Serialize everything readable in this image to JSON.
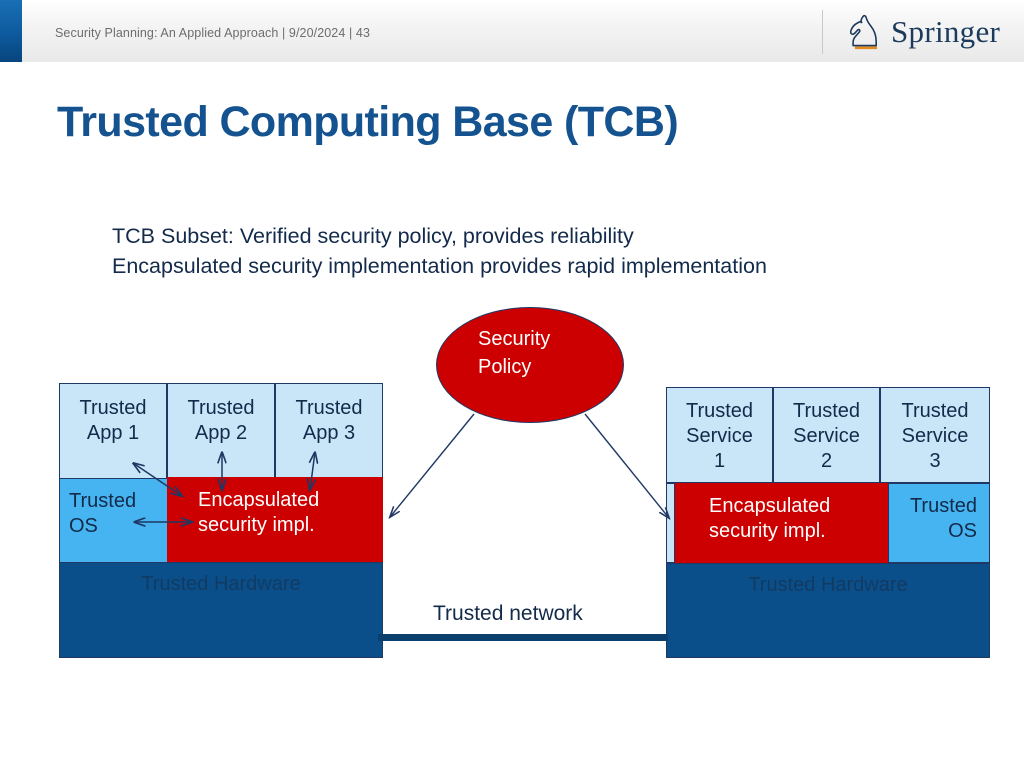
{
  "header": {
    "meta": "Security Planning: An Applied Approach | 9/20/2024 | 43",
    "brand": "Springer",
    "brand_icon": "springer-knight-icon",
    "accent_color": "#0d5a9e",
    "brand_color": "#1b3a5c",
    "rule_color": "#e08a1e"
  },
  "slide": {
    "title": "Trusted Computing Base (TCB)",
    "title_color": "#14538f",
    "body": [
      "TCB Subset: Verified security policy, provides reliability",
      "Encapsulated security implementation provides rapid implementation"
    ]
  },
  "diagram": {
    "policy": {
      "line1": "Security",
      "line2": "Policy",
      "fill": "#cc0000",
      "text_color": "#ffffff"
    },
    "network": {
      "label": "Trusted network",
      "link_color": "#0a3f6e"
    },
    "colors": {
      "app": "#c9e5f8",
      "os": "#46b4f0",
      "impl": "#cc0000",
      "hardware": "#0a4f8a",
      "outline": "#1f3864",
      "text": "#132a4a"
    },
    "left_stack": {
      "apps": [
        {
          "line1": "Trusted",
          "line2": "App 1"
        },
        {
          "line1": "Trusted",
          "line2": "App 2"
        },
        {
          "line1": "Trusted",
          "line2": "App 3"
        }
      ],
      "os": {
        "line1": "Trusted",
        "line2": "OS"
      },
      "impl": {
        "line1": "Encapsulated",
        "line2": "security impl."
      },
      "hardware": "Trusted Hardware"
    },
    "right_stack": {
      "services": [
        {
          "line1": "Trusted",
          "line2": "Service",
          "line3": "1"
        },
        {
          "line1": "Trusted",
          "line2": "Service",
          "line3": "2"
        },
        {
          "line1": "Trusted",
          "line2": "Service",
          "line3": "3"
        }
      ],
      "impl": {
        "line1": "Encapsulated",
        "line2": "security impl."
      },
      "os": {
        "line1": "Trusted",
        "line2": "OS"
      },
      "hardware": "Trusted Hardware"
    }
  }
}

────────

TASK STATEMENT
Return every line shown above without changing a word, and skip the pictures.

EXERCISE RESPONSE
Serialize everything readable in this image to JSON.
{
  "header": {
    "meta": "Security Planning: An Applied Approach | 9/20/2024 | 43",
    "brand": "Springer",
    "brand_icon": "springer-knight-icon",
    "accent_color": "#0d5a9e",
    "brand_color": "#1b3a5c",
    "rule_color": "#e08a1e"
  },
  "slide": {
    "title": "Trusted Computing Base (TCB)",
    "title_color": "#14538f",
    "body": [
      "TCB Subset: Verified security policy, provides reliability",
      "Encapsulated security implementation provides rapid implementation"
    ]
  },
  "diagram": {
    "policy": {
      "line1": "Security",
      "line2": "Policy",
      "fill": "#cc0000",
      "text_color": "#ffffff"
    },
    "network": {
      "label": "Trusted network",
      "link_color": "#0a3f6e"
    },
    "colors": {
      "app": "#c9e5f8",
      "os": "#46b4f0",
      "impl": "#cc0000",
      "hardware": "#0a4f8a",
      "outline": "#1f3864",
      "text": "#132a4a"
    },
    "left_stack": {
      "apps": [
        {
          "line1": "Trusted",
          "line2": "App 1"
        },
        {
          "line1": "Trusted",
          "line2": "App 2"
        },
        {
          "line1": "Trusted",
          "line2": "App 3"
        }
      ],
      "os": {
        "line1": "Trusted",
        "line2": "OS"
      },
      "impl": {
        "line1": "Encapsulated",
        "line2": "security impl."
      },
      "hardware": "Trusted Hardware"
    },
    "right_stack": {
      "services": [
        {
          "line1": "Trusted",
          "line2": "Service",
          "line3": "1"
        },
        {
          "line1": "Trusted",
          "line2": "Service",
          "line3": "2"
        },
        {
          "line1": "Trusted",
          "line2": "Service",
          "line3": "3"
        }
      ],
      "impl": {
        "line1": "Encapsulated",
        "line2": "security impl."
      },
      "os": {
        "line1": "Trusted",
        "line2": "OS"
      },
      "hardware": "Trusted Hardware"
    }
  }
}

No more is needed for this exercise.